Getting the Most out of Reviews
Once you have reviews, you will want to use them to your advantage and enable rich snippets in the SERPs. For example, whenever you do a search for hotels, you will see things like this:
The best way to do this is to implement the Schema.org markup for reviews. Depending on what type of products you sell the markup may vary slightly, but it’s fairly easy to implement. Once you implement this markup, it’s no guarantee that Google will start showing rich snippets for your listings. Google doesn’t disclose exactly what factors they use to decide if a site qualifies for rich snippets. However most experts agree it’s a combination of site trust, authority, critical mass of reviews and proper XML markup. However, it’s extremely unlikely you will have rich snippets without the proper XML markup.
When you decide to add reviews to your website there is a big temptation to add “fake” or “artificial” reviews, you should avoid this. First, it’s extremely unlikely you will be able to create reviews with a different style and language structure that reads like more than one person wrote them. Nothing says “you are a shady merchant” like fake reviews.
Secondly, in some jurisdictions, writing or publishing fake reviews is illegal and may result in a hefty fine. Another issue to consider is how you incentivize your reviews, again some states or countries have legal issues regarding how you incentivize actions, and contests laws vary considerably, so be sure to do your research.
Hopefully you have spent time and effort optimizing your pages content for the proper keywords. Since most consumers don’t write with a keyword focus in mind, adding reviews may throw off the keyword focus of your product pages. One suggestion is to show a few of the most useful or editorially selected reviews on the product page, and to locate all the other reviews on separate page. Another concern is adding dates to your reviews. Consumers like to see current and up to date reviews, however Google recently announced they updated their algorithm to show “fresh” results. Even though reviews from 2 years ago may be helpful, having an old date in the SERPs may negatively affect your click through rates.

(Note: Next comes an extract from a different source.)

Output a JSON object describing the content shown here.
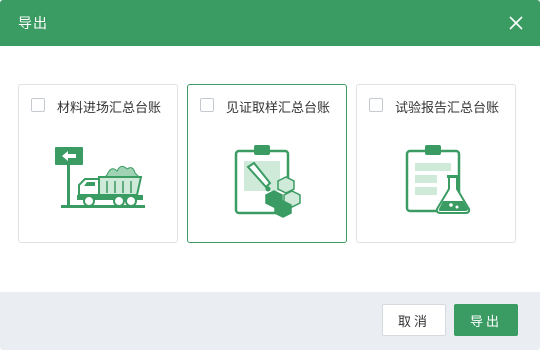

Takeaways from this post:
- Come up with an incentive plan that encourages customers to submit reviews
- Contact old and new customers for reviews
- Promote and advertise your review incentives to the right audience
- Set up a review policy that allows you to moderate as needed
- Format your reviews using the proper XML markup for rich snippets
- Review that your review plan doesn’t create any legal problems
- Be aware of any SEO pitfalls you might introduce by including reviews